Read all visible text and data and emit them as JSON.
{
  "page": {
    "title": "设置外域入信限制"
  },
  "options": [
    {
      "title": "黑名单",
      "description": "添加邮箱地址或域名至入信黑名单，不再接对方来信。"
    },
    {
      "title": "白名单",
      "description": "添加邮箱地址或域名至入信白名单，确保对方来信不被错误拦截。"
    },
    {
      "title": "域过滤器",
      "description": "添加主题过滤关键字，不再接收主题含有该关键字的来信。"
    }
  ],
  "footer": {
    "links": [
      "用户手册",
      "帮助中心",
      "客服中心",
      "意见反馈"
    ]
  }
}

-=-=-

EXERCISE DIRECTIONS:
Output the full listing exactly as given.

ANSWER FOR THIS EXERCISE:
Read all visible text and data and emit them as JSON.
{
  "page": {
    "title": "设置外域入信限制"
  },
  "options": [
    {
      "title": "黑名单",
      "description": "添加邮箱地址或域名至入信黑名单，不再接对方来信。"
    },
    {
      "title": "白名单",
      "description": "添加邮箱地址或域名至入信白名单，确保对方来信不被错误拦截。"
    },
    {
      "title": "域过滤器",
      "description": "添加主题过滤关键字，不再接收主题含有该关键字的来信。"
    }
  ],
  "footer": {
    "links": [
      "用户手册",
      "帮助中心",
      "客服中心",
      "意见反馈"
    ]
  }
}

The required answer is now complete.